Research has shown that over a million people of pension-claiming age have had to reduce the amount of food shopping that they buy in order to pay for hefty utility bills, according to the charity Age UK. The study shows that the cost of living is pushing many of the poorest pensioners to cut back on food and other things in order to pay for day-to-day essentials.
It has been estimated that around 1.6 million of these pensioners tend to shop in the reduced section or wait for food to be discounted at the end of the day, whilst 1.4 million are turning to growing their own vegetables to save money. Age UK’s Charity Director Caroline Abrahams spoke on the matter:[quote] “Poverty remains the reality of life for far too many older people. Our research shows the extreme lengths that many older people are going to just to get by- but cutting back on food or traipsing from shop to shop shouldn’t be an acceptable norm of everyday later life.” [/quote]
The charity pointed out that if all the pensioners who are eligible for Pension Credit made a claim, their income could be increased by a national average of £1,716- this amount more than covers the cost of a dual-fuel utility bill which currently stands at £1,271 a year. The findings of the research point out that more than four-fifths of those receiving Pension Credit can afford to buy food of a good quality and have a well balanced diet.
To help pensioners, Age UK has produced a new Pension Credit guide to help older people who are on a low income claim the extra money that they are entitled to. Pensioners should contact their local Age UK for details of this guide.

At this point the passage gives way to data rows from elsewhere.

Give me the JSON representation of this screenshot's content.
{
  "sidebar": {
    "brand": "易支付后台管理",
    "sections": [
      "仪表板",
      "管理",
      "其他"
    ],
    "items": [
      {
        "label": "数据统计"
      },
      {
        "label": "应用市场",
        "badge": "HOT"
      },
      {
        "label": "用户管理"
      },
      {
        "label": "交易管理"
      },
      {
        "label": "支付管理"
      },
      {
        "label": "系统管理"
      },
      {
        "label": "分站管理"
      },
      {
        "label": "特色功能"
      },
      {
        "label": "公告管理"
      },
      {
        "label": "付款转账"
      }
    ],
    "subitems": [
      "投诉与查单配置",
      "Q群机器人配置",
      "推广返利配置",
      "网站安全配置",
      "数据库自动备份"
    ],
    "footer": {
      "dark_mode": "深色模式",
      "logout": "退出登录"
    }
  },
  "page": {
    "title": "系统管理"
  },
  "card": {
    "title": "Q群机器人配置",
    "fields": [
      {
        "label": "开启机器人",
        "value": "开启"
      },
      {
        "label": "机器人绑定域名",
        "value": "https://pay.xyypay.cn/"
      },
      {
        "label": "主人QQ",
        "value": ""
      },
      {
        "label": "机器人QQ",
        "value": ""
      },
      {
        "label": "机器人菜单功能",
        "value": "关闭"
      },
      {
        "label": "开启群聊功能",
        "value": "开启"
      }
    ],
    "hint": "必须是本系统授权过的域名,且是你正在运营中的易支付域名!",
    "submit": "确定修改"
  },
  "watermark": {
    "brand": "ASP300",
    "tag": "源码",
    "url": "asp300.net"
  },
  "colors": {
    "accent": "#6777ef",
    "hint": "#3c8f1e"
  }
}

Pension Credit is a top-up to a state pension. If you have a private pension, you may not be eligible or only entitled to a lower amount. Visit the Pension Credit page of this site for a more detailed breakdown of the criteria.